J Occup Med 1987 Jun; 29(6):535-541
A total of 44 commercial dry cleaning shops (SIC-7216) were surveyed concerning workers exposed to perchloroethylene (127184) (PCE) for a period of at least 1 year with no previous occupational exposure to carbon-tetrachloride or trichloroethylene. The total number of workers evaluated was 1,690 for the years 1977 to 1979 with a 93 percent followup in 1982 for mortality analysis. The subcohort of workers employed in shops where PCE was the primary solvent totaled 615. The number of deaths related to neoplasms was higher than expected, 142 compared to 122.9 expected. No deaths from liver cancer were noted, with 3.5 expected. Only urinary tract cancer deaths were significantly increased over expected values (standardized mortality ratio 255). Both bladder and kidney cancer were elevated, but only bladder cancer was significantly increased (eight observed compared to 2.7 expected). The increased risk for bladder cancer mortality occurred after 20 years of latency, similar to findings in other studies. In workers exposed only to PCE there was no increased risk for urinary tract cancer. The authors suggest that there may be a confounding effect of mixed exposure to petroleum solvents and PCE. Cancer of the cervix uteri was elevated, and cancer of the breast was decreased. Mortality from accidents was significantly lower than expected. It is suggested that socioeconomic status may be related to these lower rates.

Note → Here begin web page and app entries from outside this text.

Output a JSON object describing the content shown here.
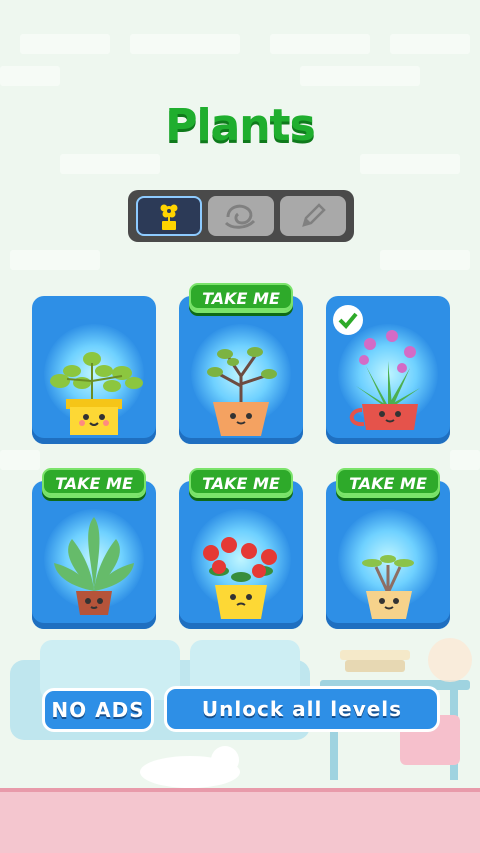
{
  "title": "Plants",
  "tabs": [
    {
      "name": "plants",
      "icon": "flower-icon",
      "active": true
    },
    {
      "name": "backgrounds",
      "icon": "swirl-icon",
      "active": false
    },
    {
      "name": "edit",
      "icon": "pencil-icon",
      "active": false
    }
  ],
  "cards": [
    {
      "plant": "leafy-bush-yellow-pot",
      "badge": "",
      "selected": false
    },
    {
      "plant": "bonsai-orange-pot",
      "badge": "TAKE ME",
      "selected": false
    },
    {
      "plant": "orchid-red-cup",
      "badge": "",
      "selected": true
    },
    {
      "plant": "broadleaf-plant-brown-pot",
      "badge": "TAKE ME",
      "selected": false
    },
    {
      "plant": "red-flowers-yellow-pot",
      "badge": "TAKE ME",
      "selected": false
    },
    {
      "plant": "palm-sprout-tan-pot",
      "badge": "TAKE ME",
      "selected": false
    }
  ],
  "buttons": {
    "no_ads": "NO ADS",
    "unlock": "Unlock all levels"
  },
  "colors": {
    "title": "#1fae2e",
    "card": "#2e8fe6",
    "badge": "#2eaa2a",
    "floor": "#f4c6cf"
  }
}
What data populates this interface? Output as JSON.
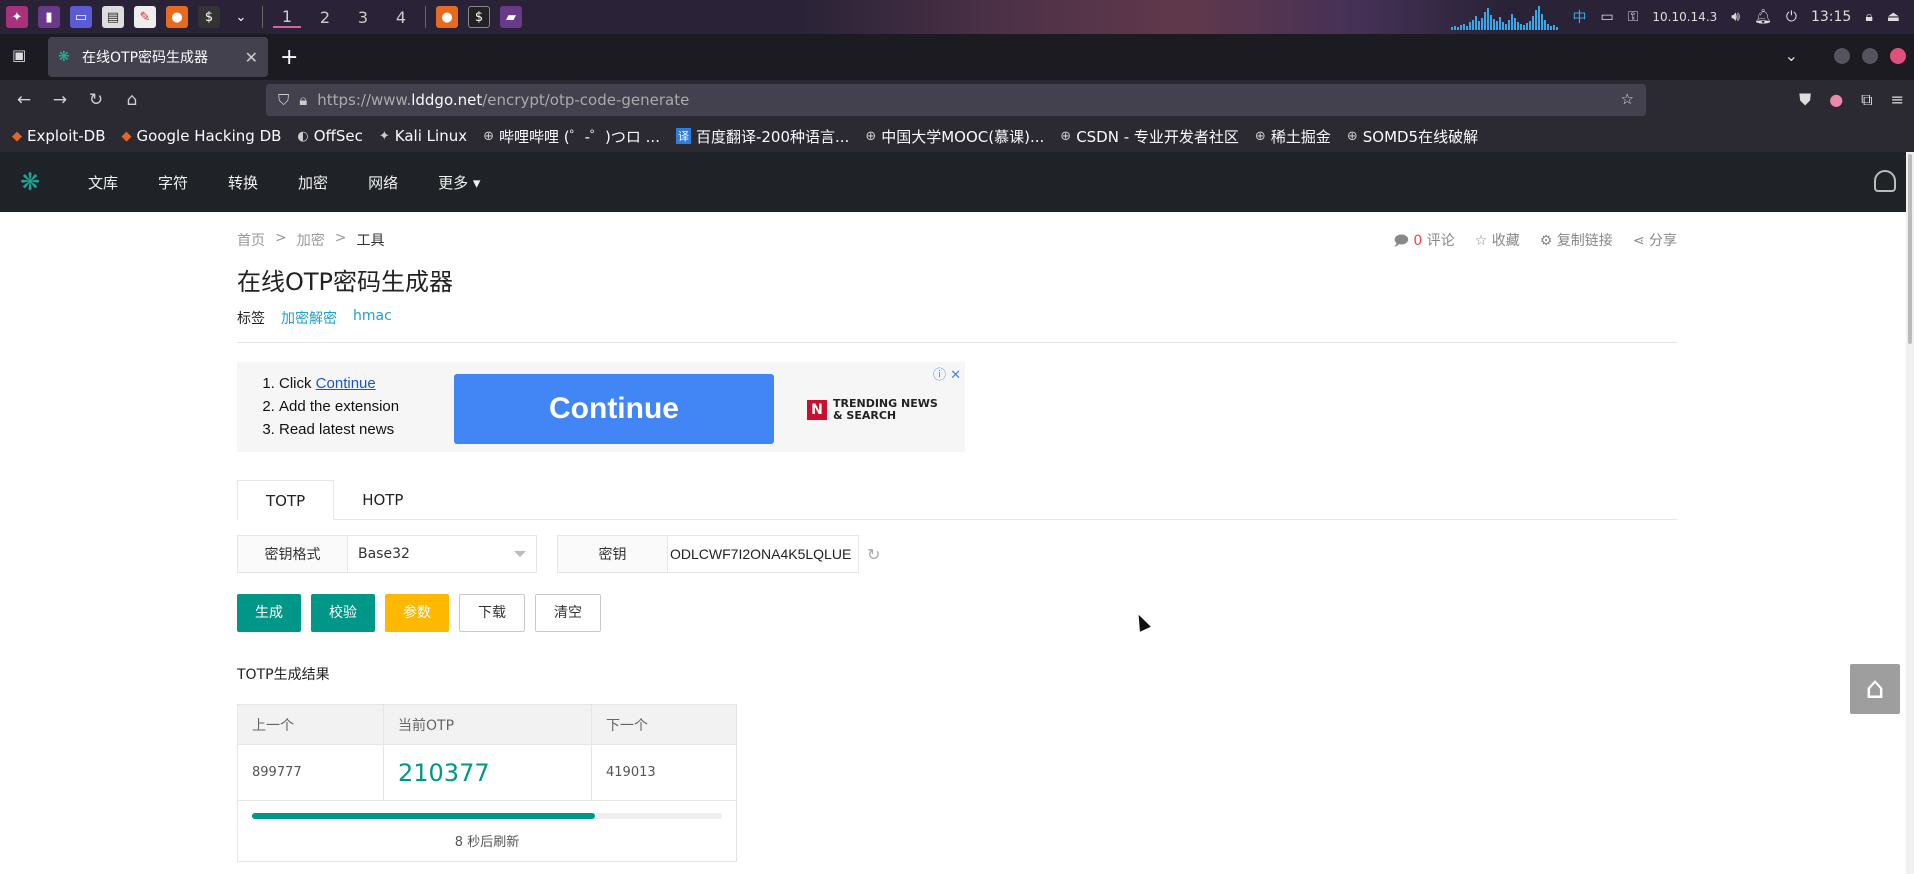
{
  "taskbar": {
    "workspaces": [
      "1",
      "2",
      "3",
      "4"
    ],
    "ip": "10.10.14.3",
    "ime": "中",
    "time": "13:15"
  },
  "browser": {
    "tab_title": "在线OTP密码生成器",
    "url_prefix": "https://www.",
    "url_host": "lddgo.net",
    "url_path": "/encrypt/otp-code-generate"
  },
  "bookmarks": [
    {
      "label": "Exploit-DB",
      "icon": "exploit-db-icon"
    },
    {
      "label": "Google Hacking DB",
      "icon": "ghdb-icon"
    },
    {
      "label": "OffSec",
      "icon": "offsec-icon"
    },
    {
      "label": "Kali Linux",
      "icon": "kali-icon"
    },
    {
      "label": "哔哩哔哩 (゜-゜)つロ ...",
      "icon": "globe-icon"
    },
    {
      "label": "百度翻译-200种语言...",
      "icon": "baidu-translate-icon"
    },
    {
      "label": "中国大学MOOC(慕课)...",
      "icon": "globe-icon"
    },
    {
      "label": "CSDN - 专业开发者社区",
      "icon": "globe-icon"
    },
    {
      "label": "稀土掘金",
      "icon": "globe-icon"
    },
    {
      "label": "SOMD5在线破解",
      "icon": "globe-icon"
    }
  ],
  "site": {
    "menu": [
      "文库",
      "字符",
      "转换",
      "加密",
      "网络",
      "更多"
    ]
  },
  "page": {
    "breadcrumb": [
      "首页",
      ">",
      "加密",
      ">",
      "工具"
    ],
    "actions": {
      "comment_count": "0",
      "comment": "评论",
      "favorite": "收藏",
      "copy_link": "复制链接",
      "share": "分享"
    },
    "title": "在线OTP密码生成器",
    "tags_label": "标签",
    "tags": [
      "加密解密",
      "hmac"
    ]
  },
  "ad": {
    "step1_prefix": "Click ",
    "step1_link": "Continue",
    "step2": "Add the extension",
    "step3": "Read latest news",
    "cta": "Continue",
    "brand_line1": "TRENDING NEWS",
    "brand_line2": "& SEARCH"
  },
  "tabs": [
    "TOTP",
    "HOTP"
  ],
  "form": {
    "key_format_label": "密钥格式",
    "key_format_value": "Base32",
    "key_label": "密钥",
    "key_value": "ODLCWF7I2ONA4K5LQLUE"
  },
  "buttons": {
    "generate": "生成",
    "verify": "校验",
    "params": "参数",
    "download": "下载",
    "clear": "清空"
  },
  "result": {
    "title": "TOTP生成结果",
    "headers": [
      "上一个",
      "当前OTP",
      "下一个"
    ],
    "previous": "899777",
    "current": "210377",
    "next": "419013",
    "progress_fraction": 0.73,
    "refresh_text": "8 秒后刷新"
  },
  "colors": {
    "accent": "#009688",
    "warning": "#ffb800",
    "link": "#22a0c8"
  }
}
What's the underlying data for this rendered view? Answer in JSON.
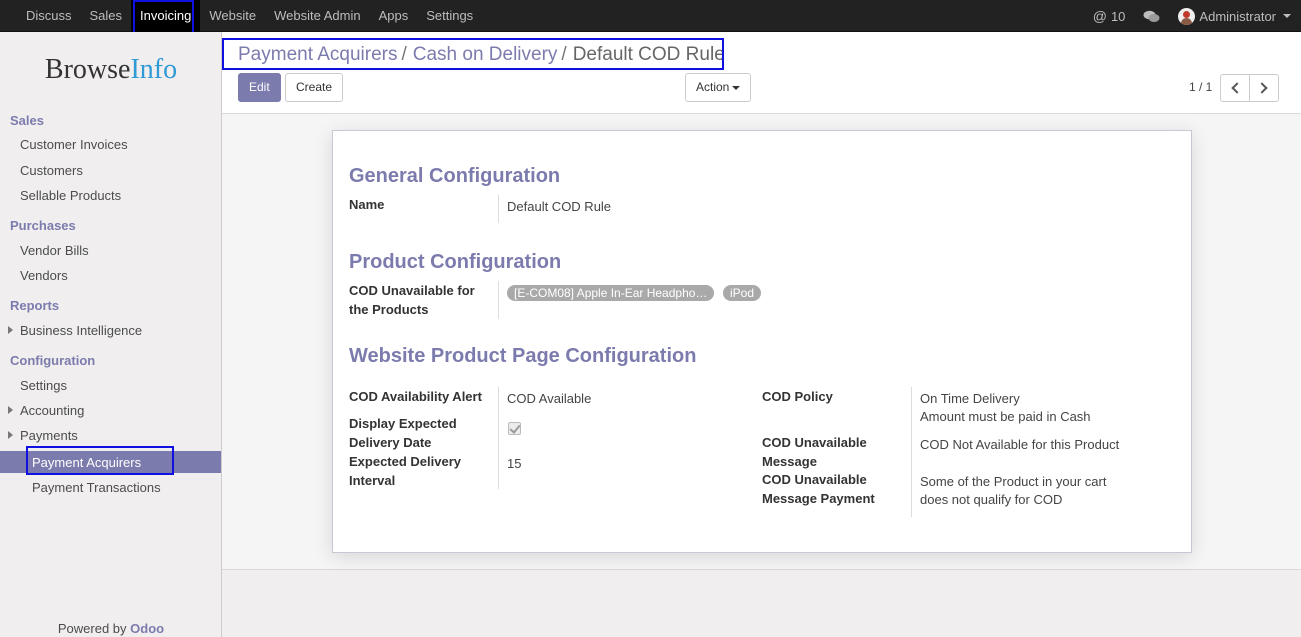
{
  "topbar": {
    "menu": [
      "Discuss",
      "Sales",
      "Invoicing",
      "Website",
      "Website Admin",
      "Apps",
      "Settings"
    ],
    "active_menu": "Invoicing",
    "messages_count": "10",
    "user": "Administrator"
  },
  "sidebar": {
    "logo_browse": "Browse",
    "logo_info": "Info",
    "sections": {
      "sales": {
        "title": "Sales",
        "items": [
          "Customer Invoices",
          "Customers",
          "Sellable Products"
        ]
      },
      "purchases": {
        "title": "Purchases",
        "items": [
          "Vendor Bills",
          "Vendors"
        ]
      },
      "reports": {
        "title": "Reports",
        "items": [
          "Business Intelligence"
        ]
      },
      "configuration": {
        "title": "Configuration",
        "items": [
          "Settings",
          "Accounting",
          "Payments",
          "Payment Acquirers",
          "Payment Transactions"
        ]
      }
    },
    "powered_by": "Powered by",
    "powered_brand": "Odoo"
  },
  "breadcrumb": {
    "items": [
      "Payment Acquirers",
      "Cash on Delivery"
    ],
    "separator": "/",
    "current": "Default COD Rule"
  },
  "toolbar": {
    "edit": "Edit",
    "create": "Create",
    "action": "Action",
    "pager": "1 / 1"
  },
  "form": {
    "general": {
      "title": "General Configuration",
      "name_label": "Name",
      "name_value": "Default COD Rule"
    },
    "product": {
      "title": "Product Configuration",
      "unavailable_label_1": "COD Unavailable for",
      "unavailable_label_2": "the Products",
      "tags": [
        "[E-COM08] Apple In-Ear Headpho…",
        "iPod"
      ]
    },
    "website": {
      "title": "Website Product Page Configuration",
      "alert_label": "COD Availability Alert",
      "alert_value": "COD Available",
      "display_date_label_1": "Display Expected",
      "display_date_label_2": "Delivery Date",
      "display_date_checked": true,
      "interval_label_1": "Expected Delivery",
      "interval_label_2": "Interval",
      "interval_value": "15",
      "policy_label": "COD Policy",
      "policy_value_1": "On Time Delivery",
      "policy_value_2": "Amount must be paid in Cash",
      "unavail_msg_label_1": "COD Unavailable",
      "unavail_msg_label_2": "Message",
      "unavail_msg_value": "COD Not Available for this Product",
      "unavail_pay_label_1": "COD Unavailable",
      "unavail_pay_label_2": "Message Payment",
      "unavail_pay_value_1": "Some of the Product in your cart",
      "unavail_pay_value_2": "does not qualify for COD"
    }
  },
  "colors": {
    "accent": "#7c7bad",
    "topbar": "#222222",
    "highlight": "#1010e0"
  }
}
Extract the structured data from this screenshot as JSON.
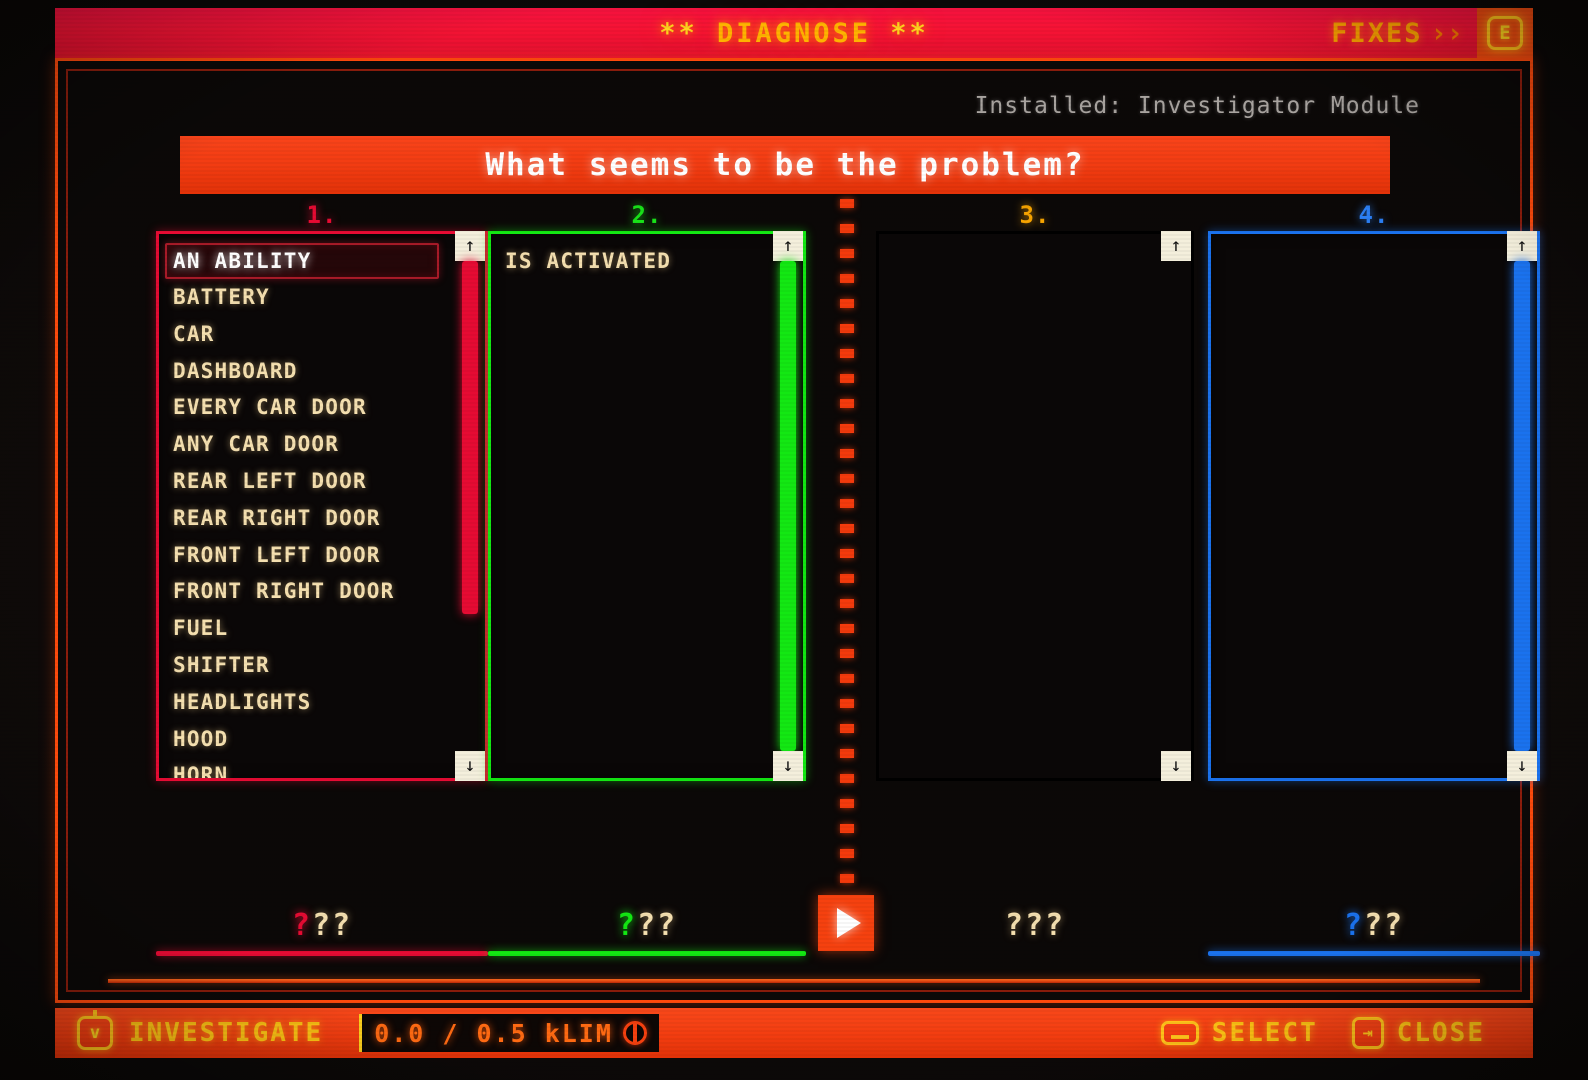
{
  "titlebar": {
    "title": "DIAGNOSE",
    "star_left": "**",
    "star_right": "**",
    "fixes_label": "FIXES",
    "fixes_chevron": "››",
    "key_badge": "E"
  },
  "header": {
    "installed": "Installed: Investigator Module",
    "question": "What seems to be the problem?"
  },
  "columns": [
    {
      "index_label": "1.",
      "color": "#e60b33",
      "header_color": "#e60b33",
      "items": [
        "AN ABILITY",
        "BATTERY",
        "CAR",
        "DASHBOARD",
        "EVERY CAR DOOR",
        "ANY CAR DOOR",
        "REAR LEFT DOOR",
        "REAR RIGHT DOOR",
        "FRONT LEFT DOOR",
        "FRONT RIGHT DOOR",
        "FUEL",
        "SHIFTER",
        "HEADLIGHTS",
        "HOOD",
        "HORN"
      ],
      "selected_index": 0,
      "scroll_up_icon": "↑",
      "scroll_down_icon": "↓",
      "scroll_thumb_top_pct": 0,
      "scroll_thumb_height_pct": 72,
      "answer": "???"
    },
    {
      "index_label": "2.",
      "color": "#13e813",
      "header_color": "#19e219",
      "items": [
        "IS ACTIVATED"
      ],
      "selected_index": -1,
      "scroll_up_icon": "↑",
      "scroll_down_icon": "↓",
      "scroll_thumb_top_pct": 0,
      "scroll_thumb_height_pct": 100,
      "answer": "???"
    },
    {
      "index_label": "3.",
      "color": "#f7a породы00",
      "header_color": "#f7a400",
      "items": [],
      "selected_index": -1,
      "scroll_up_icon": "↑",
      "scroll_down_icon": "↓",
      "scroll_thumb_top_pct": 0,
      "scroll_thumb_height_pct": 100,
      "answer": "???"
    },
    {
      "index_label": "4.",
      "color": "#1a72ee",
      "header_color": "#2b7ef2",
      "items": [],
      "selected_index": -1,
      "scroll_up_icon": "↑",
      "scroll_down_icon": "↓",
      "scroll_thumb_top_pct": 0,
      "scroll_thumb_height_pct": 100,
      "answer": "???"
    }
  ],
  "submit": {
    "icon": "play-triangle"
  },
  "statusbar": {
    "key_badge": "v",
    "investigate_label": "INVESTIGATE",
    "readout": "0.0 / 0.5 kLIM",
    "select_label": "SELECT",
    "close_label": "CLOSE",
    "tab_icon": "⇥"
  }
}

JOCMA7; NIOSH-Author; Dry-cleaning-solvents; Chlorinated-hydrocarbons; Ethylenes; Cleaning-compounds; Risk-analysis; Bladder-disease; Organic-solvents; Cancer-rates; Occupational-exposure; Nephrological-disorders
Issue of Publication
Journal of Occupational Medicine
Page last reviewed: April 12, 2019
Content source: National Institute for Occupational Safety and Health Education and Information Division